> _What you will do_
For the string "Microsoft", report how many lines in the records below contain it, and nothing more.
:: Provided material ::
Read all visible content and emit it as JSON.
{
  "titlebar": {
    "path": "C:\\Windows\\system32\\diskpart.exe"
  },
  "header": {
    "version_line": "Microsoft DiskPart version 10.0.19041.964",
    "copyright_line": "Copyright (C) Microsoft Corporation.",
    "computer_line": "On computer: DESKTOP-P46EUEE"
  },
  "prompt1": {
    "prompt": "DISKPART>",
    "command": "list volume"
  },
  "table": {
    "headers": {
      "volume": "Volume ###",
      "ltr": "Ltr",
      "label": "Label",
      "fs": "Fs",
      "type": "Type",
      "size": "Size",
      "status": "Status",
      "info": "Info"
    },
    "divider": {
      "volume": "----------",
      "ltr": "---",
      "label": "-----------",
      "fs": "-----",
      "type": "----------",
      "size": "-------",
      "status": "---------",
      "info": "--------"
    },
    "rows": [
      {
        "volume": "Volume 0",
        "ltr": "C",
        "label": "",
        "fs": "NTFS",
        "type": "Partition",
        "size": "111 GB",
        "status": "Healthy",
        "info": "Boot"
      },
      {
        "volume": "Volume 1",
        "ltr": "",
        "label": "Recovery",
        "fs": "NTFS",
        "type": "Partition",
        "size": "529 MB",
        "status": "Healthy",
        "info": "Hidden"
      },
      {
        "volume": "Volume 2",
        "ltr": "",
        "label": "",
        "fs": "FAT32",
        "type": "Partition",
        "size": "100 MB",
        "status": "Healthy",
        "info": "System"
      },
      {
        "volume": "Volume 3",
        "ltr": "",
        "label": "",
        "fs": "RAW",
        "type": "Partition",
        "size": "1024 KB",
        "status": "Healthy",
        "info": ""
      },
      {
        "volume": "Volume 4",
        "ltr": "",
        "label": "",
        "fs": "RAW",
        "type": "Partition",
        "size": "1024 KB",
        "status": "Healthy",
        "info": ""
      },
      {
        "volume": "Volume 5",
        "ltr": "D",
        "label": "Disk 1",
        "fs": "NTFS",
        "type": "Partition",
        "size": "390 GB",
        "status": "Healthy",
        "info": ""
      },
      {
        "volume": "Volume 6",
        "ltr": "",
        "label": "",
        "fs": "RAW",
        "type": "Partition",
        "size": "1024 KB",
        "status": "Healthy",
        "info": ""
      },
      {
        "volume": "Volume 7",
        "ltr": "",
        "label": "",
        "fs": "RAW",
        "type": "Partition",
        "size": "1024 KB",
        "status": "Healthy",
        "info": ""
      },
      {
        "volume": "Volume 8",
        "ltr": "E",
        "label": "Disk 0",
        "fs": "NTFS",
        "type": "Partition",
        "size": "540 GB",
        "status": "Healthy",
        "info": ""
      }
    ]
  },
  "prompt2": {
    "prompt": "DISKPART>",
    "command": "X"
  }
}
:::
> _Exercise result_
2